Caring for a loved one with dementia can bring a number of challenges every day and those challenges are heightened enormously because of the limits coronavirus has placed on our day to day existence.  Along with the anxiety caused by what is going on in the world at present practical obstacles like getting someone up, dressed and fed to on-going difficulties like coping with inappropriate behaviour, mood swings and depression, make life as a carer for someone with dementia harder then ever.  

As a result of the challenges faced on a day to day basis, it’s all too easy for carers to become overwhelmed. Once this happens, it becomes a lot harder to provide your loved one with the care they need.

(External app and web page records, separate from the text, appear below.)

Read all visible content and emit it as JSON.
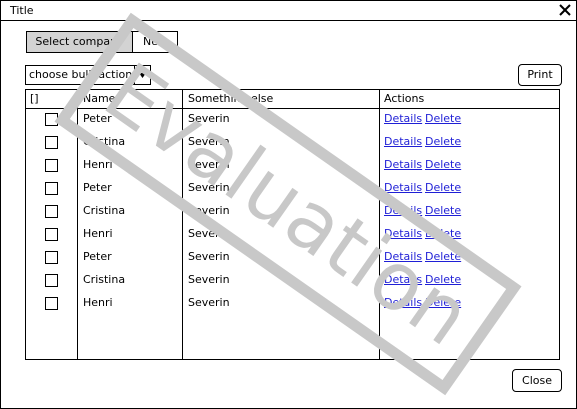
{
  "window": {
    "title": "Title"
  },
  "toolbar": {
    "segment_selected": "Select company",
    "segment_other": "New"
  },
  "bulk_action": {
    "value": "choose bulk action"
  },
  "print_label": "Print",
  "close_label": "Close",
  "watermark": "Evaluation",
  "table": {
    "headers": {
      "select": "[]",
      "name": "Name",
      "something": "Something else",
      "actions": "Actions"
    },
    "action_details": "Details",
    "action_delete": "Delete",
    "rows": [
      {
        "name": "Peter",
        "other": "Severin"
      },
      {
        "name": "Cristina",
        "other": "Severin"
      },
      {
        "name": "Henri",
        "other": "Severin"
      },
      {
        "name": "Peter",
        "other": "Severin"
      },
      {
        "name": "Cristina",
        "other": "Severin"
      },
      {
        "name": "Henri",
        "other": "Severin"
      },
      {
        "name": "Peter",
        "other": "Severin"
      },
      {
        "name": "Cristina",
        "other": "Severin"
      },
      {
        "name": "Henri",
        "other": "Severin"
      }
    ]
  },
  "colors": {
    "link": "#1f1fd6",
    "segment_selected_bg": "#d3d3d3",
    "watermark": "#c8c8c8"
  }
}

To ensure you’re able to cope as well as possible with the challenges that caring brings, we’ve put together some tips to prevent you becoming overwhelmed by dementia.  

Take regular breaks 

Caring for someone with dementia takes a huge amount of energy. If you don’t take regular breaks, you’ll soon begin to feel drained both physically and emotionally so it’s essential you take the time to look after yourself.   

If you’re the sole carer for a loved one with dementia, take time to reach out and talk to family and friends or connect with others on the 

Join support groups  

If you feel like you’re going through dementia alone, you can easily begin to feel overwhelmed. Talking to others about your experiences is a very good way to de-stress and get the support you need to cope with the challenges dementia brings.  

Joining a support group will also show you that you’re not alone. Hearing the experiences of other carers, and talking about your own life looking after someone with dementia, is very important if you’re going to stay positive and meet daily challenges head on. Although at present it’s unlikely that you can attend these groups in person, many have phone lines so you can talk to someone one on one. Go to   to search for both national and local support groups  

Look for the positives  

Looking for the positives is difficult at the moment, which is all the more reason to try harder then ever, doing so is way to avoid being overwhelmed by the enormity of what is going on. Try to find something positive to focus on every day. If you don’t have any time for yourself, try to find positives in your relationship with your loved one. If they have a good day, are able to remember you lucidly or enjoy an activity you’ve planned, try to take as much pleasure from it as possible.   

Understand dementia    

The more you know about dementia, the easier it will be to understand why your loved one behaves in the way they do. This can make it much easier to cope with the symptoms of dementia and can help to prevent you from becoming overwhelmed.  

If you don’t yet know much about dementia, put some time aside to head online and do a little research. Alternatively, explore The Dementia Network site where you will find lots of practical information.